(Dataset rows describing interfaces)

BEGIN

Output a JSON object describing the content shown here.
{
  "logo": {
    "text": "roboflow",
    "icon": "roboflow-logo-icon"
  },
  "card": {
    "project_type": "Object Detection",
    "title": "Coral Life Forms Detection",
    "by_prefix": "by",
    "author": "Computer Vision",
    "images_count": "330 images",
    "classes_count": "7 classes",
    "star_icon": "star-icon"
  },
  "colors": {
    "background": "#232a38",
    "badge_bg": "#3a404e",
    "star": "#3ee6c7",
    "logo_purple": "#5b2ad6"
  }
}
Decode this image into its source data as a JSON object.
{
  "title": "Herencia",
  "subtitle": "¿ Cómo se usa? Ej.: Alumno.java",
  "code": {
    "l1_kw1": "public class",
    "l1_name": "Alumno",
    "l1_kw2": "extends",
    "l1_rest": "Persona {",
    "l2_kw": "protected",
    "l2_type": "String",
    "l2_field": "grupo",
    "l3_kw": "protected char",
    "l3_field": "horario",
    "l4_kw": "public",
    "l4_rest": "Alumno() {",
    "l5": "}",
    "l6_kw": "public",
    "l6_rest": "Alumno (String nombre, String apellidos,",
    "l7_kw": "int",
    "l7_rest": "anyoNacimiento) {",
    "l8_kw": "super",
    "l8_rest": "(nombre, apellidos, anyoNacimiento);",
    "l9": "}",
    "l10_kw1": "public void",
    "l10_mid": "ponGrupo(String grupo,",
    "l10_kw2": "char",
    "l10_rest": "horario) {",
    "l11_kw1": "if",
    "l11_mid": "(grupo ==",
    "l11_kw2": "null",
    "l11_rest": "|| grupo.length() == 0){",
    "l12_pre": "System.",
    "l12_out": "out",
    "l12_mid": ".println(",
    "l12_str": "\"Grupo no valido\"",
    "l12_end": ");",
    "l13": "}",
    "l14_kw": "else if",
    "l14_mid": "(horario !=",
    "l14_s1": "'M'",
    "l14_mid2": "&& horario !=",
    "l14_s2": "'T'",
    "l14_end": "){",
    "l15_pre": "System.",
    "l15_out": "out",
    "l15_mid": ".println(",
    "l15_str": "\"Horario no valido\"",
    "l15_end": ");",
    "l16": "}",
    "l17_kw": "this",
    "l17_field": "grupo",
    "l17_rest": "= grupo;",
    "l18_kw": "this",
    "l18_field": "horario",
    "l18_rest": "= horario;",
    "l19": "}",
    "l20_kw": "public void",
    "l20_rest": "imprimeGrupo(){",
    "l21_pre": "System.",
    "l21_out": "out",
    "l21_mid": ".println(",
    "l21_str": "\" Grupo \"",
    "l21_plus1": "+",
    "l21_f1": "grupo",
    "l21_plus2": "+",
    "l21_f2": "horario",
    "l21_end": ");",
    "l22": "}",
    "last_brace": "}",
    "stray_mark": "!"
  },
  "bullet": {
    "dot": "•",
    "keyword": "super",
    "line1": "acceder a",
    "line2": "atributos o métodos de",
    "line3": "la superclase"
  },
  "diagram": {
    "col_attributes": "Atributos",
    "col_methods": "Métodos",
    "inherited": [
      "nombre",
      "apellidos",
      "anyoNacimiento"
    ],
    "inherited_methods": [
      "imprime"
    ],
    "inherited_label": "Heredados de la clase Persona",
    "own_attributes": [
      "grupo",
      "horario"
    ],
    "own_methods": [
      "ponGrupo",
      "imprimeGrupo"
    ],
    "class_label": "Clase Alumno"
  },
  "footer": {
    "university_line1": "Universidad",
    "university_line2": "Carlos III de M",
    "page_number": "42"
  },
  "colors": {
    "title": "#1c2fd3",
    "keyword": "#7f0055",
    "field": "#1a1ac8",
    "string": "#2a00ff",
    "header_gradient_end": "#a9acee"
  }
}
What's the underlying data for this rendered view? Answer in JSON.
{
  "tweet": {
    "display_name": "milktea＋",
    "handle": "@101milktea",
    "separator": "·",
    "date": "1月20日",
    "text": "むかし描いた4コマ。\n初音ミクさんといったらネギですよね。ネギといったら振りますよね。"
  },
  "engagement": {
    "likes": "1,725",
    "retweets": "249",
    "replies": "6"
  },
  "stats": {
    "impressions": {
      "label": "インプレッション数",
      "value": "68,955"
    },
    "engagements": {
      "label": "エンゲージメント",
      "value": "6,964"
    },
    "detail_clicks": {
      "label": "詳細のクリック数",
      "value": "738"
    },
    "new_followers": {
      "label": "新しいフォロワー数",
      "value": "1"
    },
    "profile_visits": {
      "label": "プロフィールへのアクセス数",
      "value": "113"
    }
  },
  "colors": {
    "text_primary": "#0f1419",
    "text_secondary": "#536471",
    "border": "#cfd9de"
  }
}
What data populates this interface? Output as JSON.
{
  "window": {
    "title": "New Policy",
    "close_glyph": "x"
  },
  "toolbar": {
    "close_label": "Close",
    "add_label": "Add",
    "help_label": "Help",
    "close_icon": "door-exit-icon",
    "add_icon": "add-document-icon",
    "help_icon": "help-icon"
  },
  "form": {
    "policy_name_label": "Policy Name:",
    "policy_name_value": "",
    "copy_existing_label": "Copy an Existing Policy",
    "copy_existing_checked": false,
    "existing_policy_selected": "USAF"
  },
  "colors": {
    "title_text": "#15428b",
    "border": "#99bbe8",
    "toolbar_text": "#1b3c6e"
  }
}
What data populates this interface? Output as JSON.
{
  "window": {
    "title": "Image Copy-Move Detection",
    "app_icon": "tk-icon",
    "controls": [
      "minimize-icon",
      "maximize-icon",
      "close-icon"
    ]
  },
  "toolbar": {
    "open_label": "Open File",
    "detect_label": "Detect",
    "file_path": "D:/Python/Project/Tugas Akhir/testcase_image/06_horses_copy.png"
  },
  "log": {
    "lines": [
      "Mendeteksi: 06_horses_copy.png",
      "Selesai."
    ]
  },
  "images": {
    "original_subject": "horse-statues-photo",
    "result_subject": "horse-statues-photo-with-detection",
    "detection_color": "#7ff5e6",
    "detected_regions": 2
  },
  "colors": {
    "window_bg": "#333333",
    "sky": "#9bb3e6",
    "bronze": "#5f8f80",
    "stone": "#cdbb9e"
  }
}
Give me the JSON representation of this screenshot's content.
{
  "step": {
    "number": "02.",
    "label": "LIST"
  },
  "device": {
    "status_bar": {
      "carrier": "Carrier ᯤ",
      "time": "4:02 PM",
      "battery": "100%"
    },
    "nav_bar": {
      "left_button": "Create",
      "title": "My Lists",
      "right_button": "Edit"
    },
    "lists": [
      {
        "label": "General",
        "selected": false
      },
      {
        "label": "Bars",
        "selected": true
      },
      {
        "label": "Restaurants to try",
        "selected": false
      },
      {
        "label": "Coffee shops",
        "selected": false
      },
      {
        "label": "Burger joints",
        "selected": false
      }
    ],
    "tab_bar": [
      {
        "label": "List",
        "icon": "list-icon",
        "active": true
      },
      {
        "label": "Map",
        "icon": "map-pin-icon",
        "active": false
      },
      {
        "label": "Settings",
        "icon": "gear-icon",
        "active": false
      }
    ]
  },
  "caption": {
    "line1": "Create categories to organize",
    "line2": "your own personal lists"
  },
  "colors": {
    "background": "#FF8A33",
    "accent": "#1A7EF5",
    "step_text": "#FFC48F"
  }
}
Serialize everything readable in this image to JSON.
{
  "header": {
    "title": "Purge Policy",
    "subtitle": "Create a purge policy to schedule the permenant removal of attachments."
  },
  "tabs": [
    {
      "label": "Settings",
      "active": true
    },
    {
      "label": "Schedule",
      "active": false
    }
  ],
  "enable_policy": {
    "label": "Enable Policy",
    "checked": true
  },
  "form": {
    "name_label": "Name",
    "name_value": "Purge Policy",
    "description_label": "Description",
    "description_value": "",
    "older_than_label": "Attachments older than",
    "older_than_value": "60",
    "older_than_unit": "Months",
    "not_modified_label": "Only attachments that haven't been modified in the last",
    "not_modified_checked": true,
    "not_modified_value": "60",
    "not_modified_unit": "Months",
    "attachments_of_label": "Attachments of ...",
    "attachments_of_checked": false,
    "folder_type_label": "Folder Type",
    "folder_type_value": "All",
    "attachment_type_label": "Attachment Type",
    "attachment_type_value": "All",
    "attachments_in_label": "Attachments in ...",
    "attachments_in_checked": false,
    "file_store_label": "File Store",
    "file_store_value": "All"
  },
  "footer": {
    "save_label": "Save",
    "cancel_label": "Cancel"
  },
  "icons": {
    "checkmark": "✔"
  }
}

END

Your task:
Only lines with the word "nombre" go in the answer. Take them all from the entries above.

Solved exercise:
    "l6_rest": "Alumno (String nombre, String apellidos,",
    "l8_rest": "(nombre, apellidos, anyoNacimiento);",
      "nombre",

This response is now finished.